(Caveat: There currently isn’t an avenue where you can lodge notice of your groundup’s existence and activities, so when we say “registering”, we’re typically referring to registering your groundup as a legal entity with ACRA or the Registry of Societies.)
At the early stages (and sometimes even in the later stages) of running a groundup, we often have to contend with the question of whether to register and the murky unknowns it consists of. If you’ve weighed the costs and benefits of registering and have decided to go ahead and register, this article aims to clear up some of those murky unknowns. There are in fact 9 entity options available to register as. But don’t get too overwhelmed by the number of options because they can be broadly broken down into two routes – the non-profit organisation (NPO) route or the social enterprise route.
What’s the difference between the two routes?
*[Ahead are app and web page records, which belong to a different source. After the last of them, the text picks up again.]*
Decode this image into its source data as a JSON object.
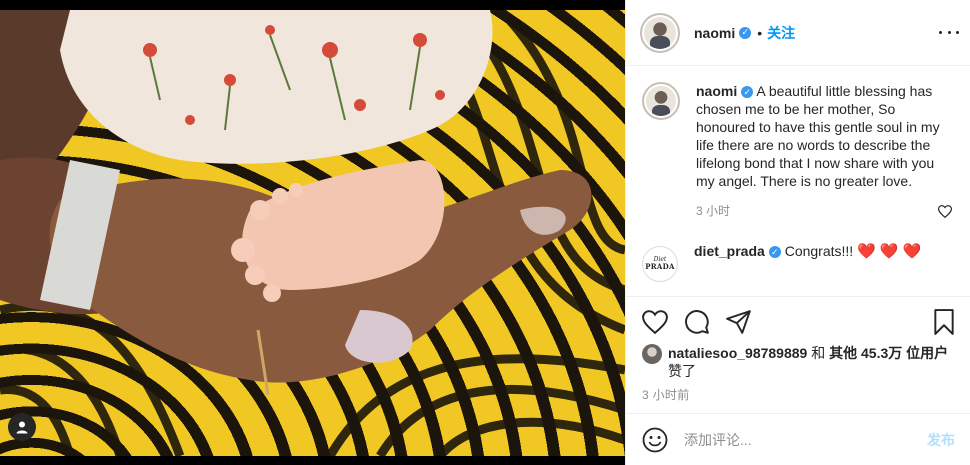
{
  "colors": {
    "accent": "#0095f6",
    "verified": "#3897f0",
    "heart": "#e0245e",
    "muted": "#8e8e8e",
    "post_disabled": "#b2dffc"
  },
  "photo": {
    "tag_icon": "user-tag-icon"
  },
  "header": {
    "username": "naomi",
    "dot": "•",
    "follow_label": "关注",
    "more_icon": "more-options-icon"
  },
  "caption": {
    "username": "naomi",
    "text": "A beautiful little blessing has chosen me to be her mother, So honoured to have this gentle soul in my life there are no words to describe the lifelong bond that I now share with you my angel. There is no greater love.",
    "time": "3 小时"
  },
  "comment": {
    "username": "diet_prada",
    "text": "Congrats!!!",
    "hearts": "❤️ ❤️ ❤️",
    "avatar_small": "Diet",
    "avatar_big": "PRADA"
  },
  "actions": {
    "like_icon": "heart-outline-icon",
    "comment_icon": "comment-icon",
    "share_icon": "share-icon",
    "save_icon": "bookmark-icon"
  },
  "likes": {
    "user": "nataliesoo_98789889",
    "connector": "和",
    "others": "其他 45.3万 位用户",
    "suffix": "赞了"
  },
  "timestamp": "3 小时前",
  "add_comment": {
    "placeholder": "添加评论...",
    "post_label": "发布"
  }
}
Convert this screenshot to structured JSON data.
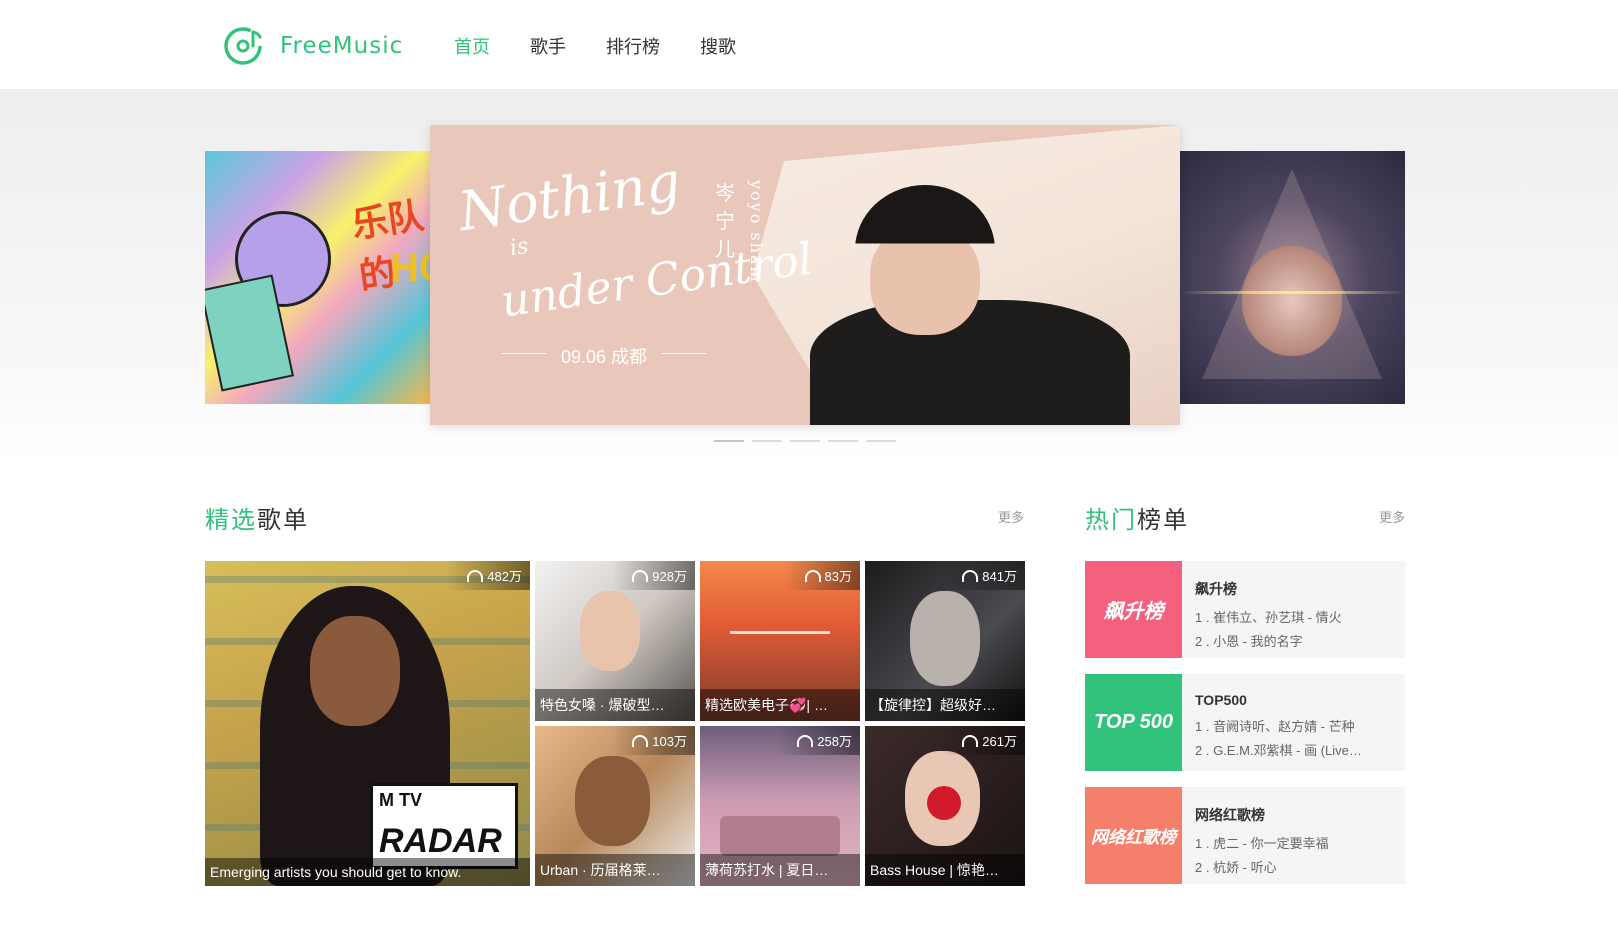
{
  "header": {
    "logo_text": "FreeMusic",
    "nav": [
      "首页",
      "歌手",
      "排行榜",
      "搜歌"
    ],
    "active_nav": "首页"
  },
  "banner": {
    "center": {
      "title_line1": "Nothing",
      "title_line2": "is",
      "title_line3": "under Control",
      "artist_cn": "岑宁儿",
      "artist_en": "yoyo sham",
      "date": "09.06 成都"
    },
    "left": {
      "text1": "乐队的",
      "text2": "HO"
    },
    "dots_count": 5,
    "active_dot": 0
  },
  "featured": {
    "title_green": "精选",
    "title_rest": "歌单",
    "more": "更多",
    "playlists": [
      {
        "name": "Emerging artists you should get to know.",
        "plays": "482万",
        "color": "#d4b254"
      },
      {
        "name": "特色女嗓 · 爆破型…",
        "plays": "928万",
        "color": "#c9c2bc"
      },
      {
        "name": "精选欧美电子💞| …",
        "plays": "83万",
        "color": "#d9693d"
      },
      {
        "name": "【旋律控】超级好…",
        "plays": "841万",
        "color": "#2f2f33"
      },
      {
        "name": "Urban · 历届格莱…",
        "plays": "103万",
        "color": "#c39a6f"
      },
      {
        "name": "薄荷苏打水 | 夏日…",
        "plays": "258万",
        "color": "#b58aa0"
      },
      {
        "name": "Bass House | 惊艳…",
        "plays": "261万",
        "color": "#3a2b2e"
      }
    ],
    "radar_badge": "RADAR",
    "mtv": "M TV"
  },
  "hot": {
    "title_green": "热门",
    "title_rest": "榜单",
    "more": "更多",
    "lists": [
      {
        "cover": "飙升榜",
        "color": "#f4617e",
        "name": "飙升榜",
        "songs": [
          "1 . 崔伟立、孙艺琪 - 情火",
          "2 . 小恩 - 我的名字"
        ]
      },
      {
        "cover": "TOP 500",
        "color": "#31c27c",
        "name": "TOP500",
        "songs": [
          "1 . 音阙诗听、赵方婧 - 芒种",
          "2 . G.E.M.邓紫棋 - 画 (Live…"
        ]
      },
      {
        "cover": "网络红歌榜",
        "color": "#f57f6b",
        "name": "网络红歌榜",
        "songs": [
          "1 . 虎二 - 你一定要幸福",
          "2 . 杭娇 - 听心"
        ]
      }
    ]
  },
  "icons": {
    "logo": "music-disc-icon",
    "plays": "headphones-icon"
  },
  "colors": {
    "accent": "#31c27c"
  }
}
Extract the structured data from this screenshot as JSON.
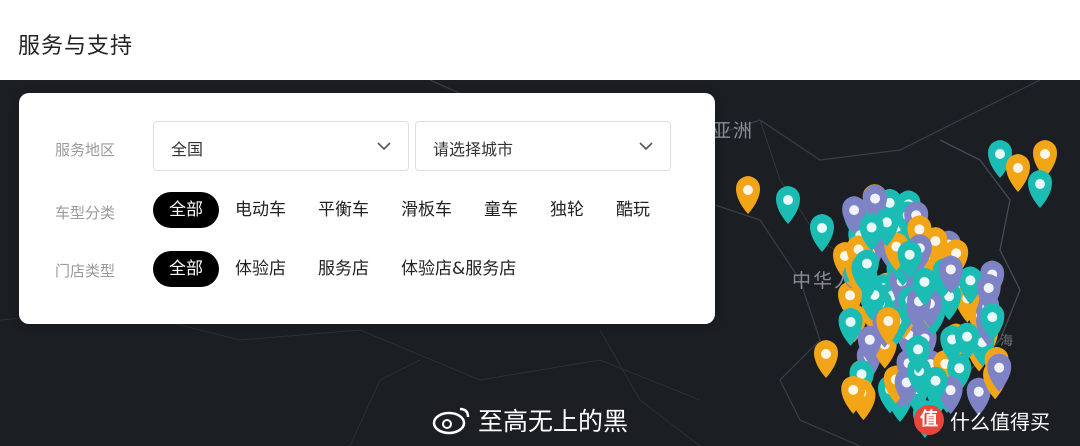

Both NPOs and social enterprises seek to serve social needs, but the main difference between the two is that social enterprises have a business model (meaning they sell a product or service) to generate the bulk of their income, while NPOs traditionally rely on donations and grants as their main source of income. Read on to find out more about the two routes.
Going the NPO route
There are 4 different types of entities you could register an NPO as – Charitable Trust, Co-operative, Company Limited by Guarantee (CLG) and Society. Charitable Trusts and Co-operatives are used in more specialised circumstances, so the bulk of NPOs are usually registered as either CLGs or societies. Registering as a CLG allows for more control as the decision-making usually lies with the board of directors, while societies will have to get members to vote in certain major decisions. But as a tradeoff for the more centralised control, CLGs are more heavily scrutinised than societies, requiring more administrative work (and often, fees) to comply with the governing laws.
Registering as an NPO doesn’t immediately mean you are a charity. Both CLGs and societies can go on to become charities, but charity status has to be applied for with the Commissioner of Charities. Only upon approval as a charity will full tax exemption be enjoyed, and to be able to issue tax-deduction receipts, there is a further step of applying as an IPC. This is a long journey that could take at least 3 years, as the audited financial statements for the preceding 3 years as a charity are usually requested during the IPC application process.
Going the social enterprise route
There is no special entity type for social enterprises in Singapore, so they are usually registered as companies. However, social enterprises can also sign up as a member with raiSE, and in doing so they are recognised as a social enterprise by the national body.
There are 5 different types of entities you could register your social enterprise as – Sole Proprietor, General Partnership, Limited Partnership, Limited Liability Partnership and Private Limited.
If you’re the sole driver of your groundup, you can either register as a Sole Proprietor or a Private Limited Company (Pte Ltd). As a sole proprietor, there is no mitigation of personal liability – you are still personally liable for the happenings of the business – but the Simplified Record Keeping Requirements for Small Businesses gives you the leeway of remaining haphazard for a while longer. Conversely, registering as a Pte Ltd means you will have to pay more attention to administrative duties, but enjoy the benefits of limited liability.
If you have trusted partners working with you on your groundup, you can consider registering as either a partnership or a Private Limited Company (Pte Ltd). Three types of partnerships are available, but a Limited Liability Partnership (LLP) is usually preferred over a General Partnership or a Limited Partnership, as it gives the owners the protection of limited liability (Note: they are still liable if there is fraud or personal negligence).
Then, the choice is between an LLP and a Pte Ltd. In choosing between the two, there are a number of things to think about. You might want to consider future plans like your exit strategy – going for a Pte Ltd may allow you to transit into an exit more easily as ownership is determined by shares. Consider also the tax implications – profits of LLPs are taxed based on personal income tax rates of each individual owner, while corporate tax rates (and possibly exemptions for new companies) apply for Pte Ltd companies. LLPs also generally require less administrative work than Pte Ltd companies, so that’s another thing to factor in.
There are some instances where groundups find themselves in a rather unique position – they are self-funded and able to sustain their operations that way, but are looking to register either for credibility or reduction of liability reasons. In this case, following the social enterprise route (even though there is no business model) would make the most sense as it allows the founder to retain decision-making control.
Choosing which entity to register as is certainly not easy as there are many moving parts to consider at the same time. Take your time to think about what you would like to achieve with your groundup, your motivations for registering, and how much control over the decision-making process you would like to retain.
Want to find out more in greater detail? Check out LegaleSE, a legal handbook for community organisations published by the Law Society of Singapore, or write in to make an appointment for a consultation with a pro bono lawyer at email@example.com.
The lawyers reading this may frown upon the technicality of some of the terms used in this article. I just tried my best to keep it as layman as possible, so don’t judge me (pun intended) please, thanks!